|__ Port 4: Dev 2, If 3, Class=Vendor Specific Class, Driver=option, 5000M
|__ Port 4: Dev 2, If 4, Class=Vendor Specific Class, Driver=option, 5000M

If this is not occurring correctly, usb_modeswitch debug logging can be turned on by editing the usb_modeswitch.conf file located in /etc/:
nano /etc/usb_modeswitch.conf

The log file can be found in:
/var/log/usb_modeswitch.log

Please note that all Linux command line commands were executed with elevated / root privileges in this example.

How to change the USB mode via AT commands:

By default configuration there is no serial interfaces available that can accept AT commands in Windows system, but a tool can be used to issue the AT commands over MBIM interface, enabling you to set the module in other configuration than the default one.

Download and install "Telit LN94x Series Microsoft Windows Driver Installer" in you Windows 10 system, now the module should be detected correctly, check e.g. in device manager.

Download and open the "Telit LN94x Series AT Commands over MBIM Interface Helper Tool" application.
In the application, open the Telit LN94x MBIM device and send the AT command according to desired mode:

AT^SETMODE=0
Default mode, MBIM interface only for Windows.
Supported in Windows 10 systems.
USB VID: 1bc7 PID: 1900

AT^SETMODE=1
MBIM mode with serial interfaces
Supported in Windows 10 systems
USB VID: 1bc7 PID: 1901

AT^SETMODE=2
QMI/RMNET and serial interfaces
Supported in Linux systems
USB VID: 1bc7 PID: 1900

Sending the AT command should result in the cellular module automatically restarting with the new usb endpoint configuration exposed.
Please note that the Windows system do not load correct drivers for the module any longer after the USB endpoint configuration is changed.

Question

How do we configure the Simcom SIM7100, SIM7500 and SIM7600 series cellular modules for usage in Windows 8 and 10 systems and support Windows built-in connection manager?

Solution

The Simcom modules comes default set in a USB configuration used by Linux and Windows 7 systems.
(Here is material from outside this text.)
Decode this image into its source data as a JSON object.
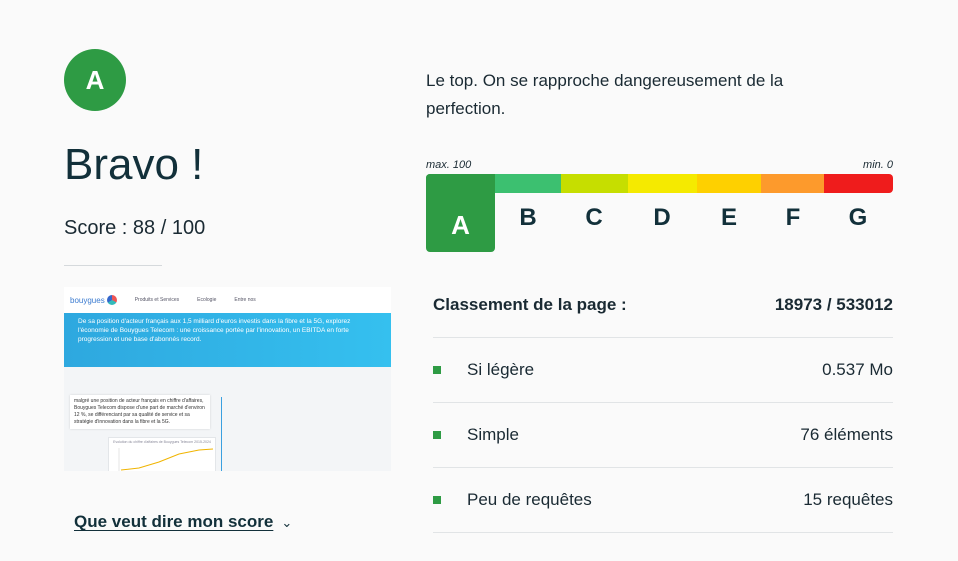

If you want the module to be fully supported in Windows 8, 8.1, 10 systems and later and take advantage of the Windows integrated connection manager you have to do a one time configuration and set the module to expose Mobile Broadband Interface Model (MBIM) interface as bellow:
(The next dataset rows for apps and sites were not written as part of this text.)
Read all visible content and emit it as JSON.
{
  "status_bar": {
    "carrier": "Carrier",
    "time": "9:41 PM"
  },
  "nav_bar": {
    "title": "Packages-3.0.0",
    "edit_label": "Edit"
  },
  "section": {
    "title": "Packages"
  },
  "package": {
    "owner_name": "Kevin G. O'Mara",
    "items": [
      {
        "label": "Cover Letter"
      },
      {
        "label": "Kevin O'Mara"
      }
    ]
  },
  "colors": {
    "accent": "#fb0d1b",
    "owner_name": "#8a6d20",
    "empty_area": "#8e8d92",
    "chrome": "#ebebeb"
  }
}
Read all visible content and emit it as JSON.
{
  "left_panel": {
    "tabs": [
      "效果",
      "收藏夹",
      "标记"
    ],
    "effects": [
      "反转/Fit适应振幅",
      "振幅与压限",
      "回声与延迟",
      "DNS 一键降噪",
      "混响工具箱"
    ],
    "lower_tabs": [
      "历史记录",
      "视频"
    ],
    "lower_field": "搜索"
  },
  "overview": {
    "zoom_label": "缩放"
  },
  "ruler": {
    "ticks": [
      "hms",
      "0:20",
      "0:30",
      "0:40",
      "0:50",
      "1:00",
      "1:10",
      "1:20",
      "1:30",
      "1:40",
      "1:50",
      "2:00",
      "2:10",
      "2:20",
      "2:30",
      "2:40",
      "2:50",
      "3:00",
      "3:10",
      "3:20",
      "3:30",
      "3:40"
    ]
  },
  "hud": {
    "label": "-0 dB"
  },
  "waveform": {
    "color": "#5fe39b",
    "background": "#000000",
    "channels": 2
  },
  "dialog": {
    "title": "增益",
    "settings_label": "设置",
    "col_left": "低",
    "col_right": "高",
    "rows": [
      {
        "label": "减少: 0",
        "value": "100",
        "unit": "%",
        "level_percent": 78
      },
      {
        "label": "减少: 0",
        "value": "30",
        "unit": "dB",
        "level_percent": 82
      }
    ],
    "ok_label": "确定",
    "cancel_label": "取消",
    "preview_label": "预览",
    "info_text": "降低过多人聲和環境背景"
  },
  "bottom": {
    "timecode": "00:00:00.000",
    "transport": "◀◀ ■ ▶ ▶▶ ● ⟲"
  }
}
Start by installing the latest Simcom SIM7 series Windows drivers (instructions included in download package). They can be found on on our dedicated product web pages.

In Windows device manager you can now find a serial interface called "SimTech HS-USB AT Port 9001 (COM5)" Memorize the COM* interface number in your system.
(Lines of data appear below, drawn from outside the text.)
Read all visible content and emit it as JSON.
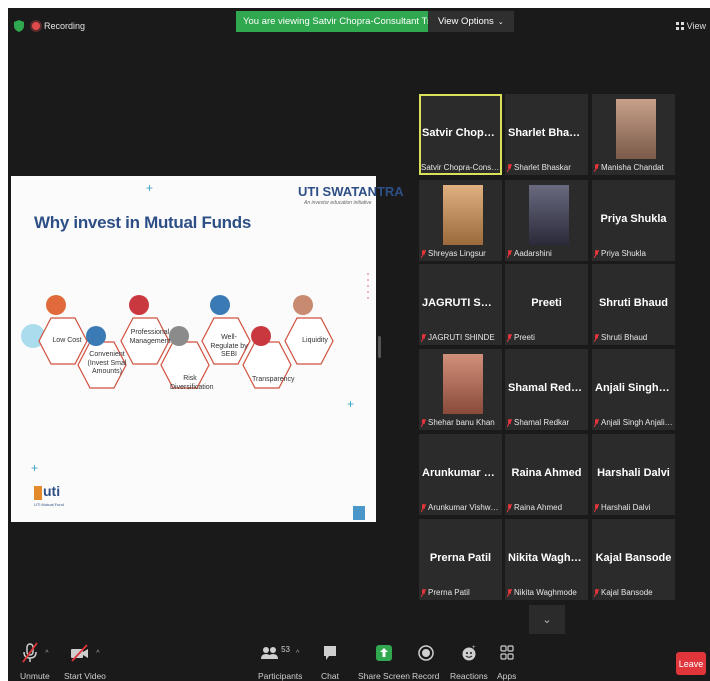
{
  "topbar": {
    "recording_label": "Recording",
    "viewing_banner": "You are viewing Satvir Chopra-Consultant Train...'s screen",
    "view_options_label": "View Options",
    "view_label": "View"
  },
  "slide": {
    "title": "Why invest in Mutual Funds",
    "brand": "UTI SWATANTRA",
    "brand_tagline": "An investor education initiative",
    "items": [
      "Low Cost",
      "Convenient (Invest Smal Amounts)",
      "Professional Management",
      "Risk Diversification",
      "Well-Regulate by SEBI",
      "Transparency",
      "Liquidity"
    ],
    "logo_text": "uti",
    "logo_sub": "UTI Mutual Fund"
  },
  "participants": [
    {
      "display": "Satvir  Chopra-C...",
      "label": "Satvir Chopra-Consultan...",
      "photo": false,
      "active": true,
      "muted": false
    },
    {
      "display": "Sharlet Bhaskar",
      "label": "Sharlet Bhaskar",
      "photo": false,
      "active": false,
      "muted": true
    },
    {
      "display": "",
      "label": "Manisha Chandat",
      "photo": true,
      "active": false,
      "muted": true
    },
    {
      "display": "",
      "label": "Shreyas Lingsur",
      "photo": true,
      "active": false,
      "muted": true
    },
    {
      "display": "",
      "label": "Aadarshini",
      "photo": true,
      "active": false,
      "muted": true
    },
    {
      "display": "Priya Shukla",
      "label": "Priya Shukla",
      "photo": false,
      "active": false,
      "muted": true
    },
    {
      "display": "JAGRUTI SHINDE",
      "label": "JAGRUTI SHINDE",
      "photo": false,
      "active": false,
      "muted": true
    },
    {
      "display": "Preeti",
      "label": "Preeti",
      "photo": false,
      "active": false,
      "muted": true
    },
    {
      "display": "Shruti Bhaud",
      "label": "Shruti Bhaud",
      "photo": false,
      "active": false,
      "muted": true
    },
    {
      "display": "",
      "label": "Shehar banu Khan",
      "photo": true,
      "active": false,
      "muted": true
    },
    {
      "display": "Shamal Redkar",
      "label": "Shamal Redkar",
      "photo": false,
      "active": false,
      "muted": true
    },
    {
      "display": "Anjali Singh Anj...",
      "label": "Anjali Singh Anjali Sin...",
      "photo": false,
      "active": false,
      "muted": true
    },
    {
      "display": "Arunkumar Vish...",
      "label": "Arunkumar Vishwakar...",
      "photo": false,
      "active": false,
      "muted": true
    },
    {
      "display": "Raina Ahmed",
      "label": "Raina Ahmed",
      "photo": false,
      "active": false,
      "muted": true
    },
    {
      "display": "Harshali Dalvi",
      "label": "Harshali Dalvi",
      "photo": false,
      "active": false,
      "muted": true
    },
    {
      "display": "Prerna Patil",
      "label": "Prerna Patil",
      "photo": false,
      "active": false,
      "muted": true
    },
    {
      "display": "Nikita Waghmode",
      "label": "Nikita Waghmode",
      "photo": false,
      "active": false,
      "muted": true
    },
    {
      "display": "Kajal Bansode",
      "label": "Kajal Bansode",
      "photo": false,
      "active": false,
      "muted": true
    }
  ],
  "toolbar": {
    "unmute": "Unmute",
    "start_video": "Start Video",
    "participants": "Participants",
    "participants_count": "53",
    "chat": "Chat",
    "share_screen": "Share Screen",
    "record": "Record",
    "reactions": "Reactions",
    "apps": "Apps",
    "leave": "Leave"
  },
  "colors": {
    "share_green": "#2fa84f",
    "leave_red": "#e0353b",
    "active_speaker": "#d9e05a",
    "slide_title_blue": "#2d4f86",
    "hex_outline": "#c0392b"
  }
}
Open a command prompt with admin rights (right click Windows icon in bottom left corner). Copy and paste the command bellow, edit port number to match the one in your system and hit enter. The command will then be sent to module overt the serial interface.
ECHO AT+CUSBPIDSWITCH=9004,1,1 >\\.\COM5

If the command is received successfully by module, a restart of the cellular module will be performed and it appears with the new USB endpoints supporting Windows 8 systems and later.

Make sure that all Simcom module end points are correctly loaded in Windows device manager, a system restart might be necessary also.

By clicking the Windows network connection symbol in the start bar or navigating to the "Cellular" topic in Windows system settings you can now activate the connection and configure APN details and enter PIN code if it is necessary for the cellular connection and subscription you have.